This week President Trump responded to a question about his intention to re-open the economy as soon as possible by saying his authority as president is “total.” Is he right? A day later, he started to walk back that statement, saying that he would basically authorize the states to reopen again, which he sort of has the power to do. So, okay. Not total authority. But he does have other ways to influence and pressure governors to do what he wants.

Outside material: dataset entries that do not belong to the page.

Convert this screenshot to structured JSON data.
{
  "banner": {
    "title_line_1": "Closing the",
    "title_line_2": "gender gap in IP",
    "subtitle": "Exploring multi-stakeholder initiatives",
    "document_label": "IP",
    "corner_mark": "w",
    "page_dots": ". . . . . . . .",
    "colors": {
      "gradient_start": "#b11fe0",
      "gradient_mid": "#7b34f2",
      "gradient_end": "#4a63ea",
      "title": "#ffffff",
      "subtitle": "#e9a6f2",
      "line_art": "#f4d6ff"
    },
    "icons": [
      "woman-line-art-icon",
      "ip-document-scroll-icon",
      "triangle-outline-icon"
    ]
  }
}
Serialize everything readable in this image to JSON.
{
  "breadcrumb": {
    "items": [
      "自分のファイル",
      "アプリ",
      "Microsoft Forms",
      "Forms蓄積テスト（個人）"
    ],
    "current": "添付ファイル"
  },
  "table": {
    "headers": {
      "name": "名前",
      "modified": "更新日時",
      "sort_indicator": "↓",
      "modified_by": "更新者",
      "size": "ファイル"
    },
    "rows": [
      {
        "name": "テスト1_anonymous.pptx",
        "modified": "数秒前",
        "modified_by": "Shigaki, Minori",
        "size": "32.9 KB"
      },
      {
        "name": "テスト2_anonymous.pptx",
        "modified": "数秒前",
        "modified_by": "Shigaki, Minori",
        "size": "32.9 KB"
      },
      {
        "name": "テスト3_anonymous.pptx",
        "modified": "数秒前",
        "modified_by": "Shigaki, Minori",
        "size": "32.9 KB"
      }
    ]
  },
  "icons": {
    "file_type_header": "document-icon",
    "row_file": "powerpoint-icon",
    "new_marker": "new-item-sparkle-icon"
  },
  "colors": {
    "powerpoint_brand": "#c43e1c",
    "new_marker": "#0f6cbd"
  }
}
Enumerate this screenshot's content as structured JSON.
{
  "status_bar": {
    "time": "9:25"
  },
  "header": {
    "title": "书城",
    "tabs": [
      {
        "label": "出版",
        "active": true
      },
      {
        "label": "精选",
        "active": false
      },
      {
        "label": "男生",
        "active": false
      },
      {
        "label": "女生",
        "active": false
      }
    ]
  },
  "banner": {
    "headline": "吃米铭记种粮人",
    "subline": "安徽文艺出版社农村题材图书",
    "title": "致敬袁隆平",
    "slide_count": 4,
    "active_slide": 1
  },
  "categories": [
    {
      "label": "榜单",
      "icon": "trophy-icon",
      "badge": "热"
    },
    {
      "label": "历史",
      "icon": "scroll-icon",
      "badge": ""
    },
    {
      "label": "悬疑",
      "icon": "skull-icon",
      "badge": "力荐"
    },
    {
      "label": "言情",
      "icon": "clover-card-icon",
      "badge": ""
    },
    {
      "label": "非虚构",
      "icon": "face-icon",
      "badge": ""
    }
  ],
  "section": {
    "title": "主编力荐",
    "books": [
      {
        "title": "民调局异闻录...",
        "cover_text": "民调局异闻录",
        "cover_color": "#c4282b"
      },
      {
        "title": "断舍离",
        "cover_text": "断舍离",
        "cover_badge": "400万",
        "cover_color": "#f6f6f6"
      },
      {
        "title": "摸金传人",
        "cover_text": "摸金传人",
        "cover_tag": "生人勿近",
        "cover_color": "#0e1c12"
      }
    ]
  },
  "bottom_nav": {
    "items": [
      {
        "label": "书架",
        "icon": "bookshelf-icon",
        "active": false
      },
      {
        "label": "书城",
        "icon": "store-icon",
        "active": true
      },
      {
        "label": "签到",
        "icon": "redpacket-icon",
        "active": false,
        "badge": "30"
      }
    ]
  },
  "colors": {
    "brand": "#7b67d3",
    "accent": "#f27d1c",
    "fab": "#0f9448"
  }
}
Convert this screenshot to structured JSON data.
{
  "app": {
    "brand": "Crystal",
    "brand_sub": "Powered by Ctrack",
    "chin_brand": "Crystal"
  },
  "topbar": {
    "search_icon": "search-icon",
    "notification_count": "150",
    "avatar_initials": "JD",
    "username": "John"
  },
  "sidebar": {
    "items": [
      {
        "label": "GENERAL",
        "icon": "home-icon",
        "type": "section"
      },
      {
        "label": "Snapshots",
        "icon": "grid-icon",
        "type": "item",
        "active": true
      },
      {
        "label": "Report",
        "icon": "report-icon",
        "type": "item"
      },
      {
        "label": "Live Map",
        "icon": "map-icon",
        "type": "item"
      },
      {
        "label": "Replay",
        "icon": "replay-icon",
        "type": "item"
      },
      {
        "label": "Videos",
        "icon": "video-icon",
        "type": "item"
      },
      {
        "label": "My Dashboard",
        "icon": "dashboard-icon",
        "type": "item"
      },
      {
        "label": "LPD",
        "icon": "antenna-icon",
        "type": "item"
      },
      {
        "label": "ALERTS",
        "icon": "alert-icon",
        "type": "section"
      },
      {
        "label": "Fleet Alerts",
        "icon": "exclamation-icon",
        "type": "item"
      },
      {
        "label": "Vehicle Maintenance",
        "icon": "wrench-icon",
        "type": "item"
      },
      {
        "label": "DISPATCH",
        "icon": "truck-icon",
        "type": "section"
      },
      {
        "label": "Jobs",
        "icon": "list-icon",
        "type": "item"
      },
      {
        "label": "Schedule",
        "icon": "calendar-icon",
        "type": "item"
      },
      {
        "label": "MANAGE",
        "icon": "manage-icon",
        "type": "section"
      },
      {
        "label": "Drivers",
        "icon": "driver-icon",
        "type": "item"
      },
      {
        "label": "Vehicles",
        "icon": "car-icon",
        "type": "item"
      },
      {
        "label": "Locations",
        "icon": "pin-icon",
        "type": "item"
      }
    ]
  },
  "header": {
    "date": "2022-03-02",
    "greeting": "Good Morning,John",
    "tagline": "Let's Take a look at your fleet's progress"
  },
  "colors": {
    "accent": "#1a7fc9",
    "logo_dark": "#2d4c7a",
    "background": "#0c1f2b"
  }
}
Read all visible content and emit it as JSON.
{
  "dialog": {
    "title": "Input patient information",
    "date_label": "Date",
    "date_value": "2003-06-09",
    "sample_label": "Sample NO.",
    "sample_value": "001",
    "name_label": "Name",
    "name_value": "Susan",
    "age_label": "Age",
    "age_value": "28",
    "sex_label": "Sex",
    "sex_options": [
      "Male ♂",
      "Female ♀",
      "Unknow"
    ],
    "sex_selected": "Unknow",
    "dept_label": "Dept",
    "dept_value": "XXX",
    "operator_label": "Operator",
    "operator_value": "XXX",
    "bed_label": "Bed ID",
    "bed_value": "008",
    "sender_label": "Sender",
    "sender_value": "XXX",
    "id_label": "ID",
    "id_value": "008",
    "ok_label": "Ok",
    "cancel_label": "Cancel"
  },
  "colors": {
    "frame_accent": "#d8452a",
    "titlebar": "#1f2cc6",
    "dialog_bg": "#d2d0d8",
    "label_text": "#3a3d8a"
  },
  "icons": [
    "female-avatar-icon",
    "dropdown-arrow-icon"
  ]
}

Then: Josh and Ken discuss a Kansas state supreme court decision that affirmed the governor’s order to restrict church gatherings during the pandemic. When a fundamental right is restricted, like on free speech or free exercise of religion, the government needs to have a compelling interest in doing so and a pretty tailored approach. Taken with the other restrictions and exceptions for secular institutions and businesses that are in effect because of the pandemic, is the government disfavoring religious institutions here? Ken thinks the churches have a good case here.

Plus: The Supreme Court will hear arguments over the phone in May for a number of cases scheduled for this term, including the cases seeking President Trump’s financial records and tax returns. The Trump campaign is suing a television station in Northern Wisconsin for airing an ad from the Priorities super PAC. Why this station in this state? And is the campaign right about the ad being defamatory?

Credits

Hosts:
Josh Barro, Ken White

Producer:
Sara Fay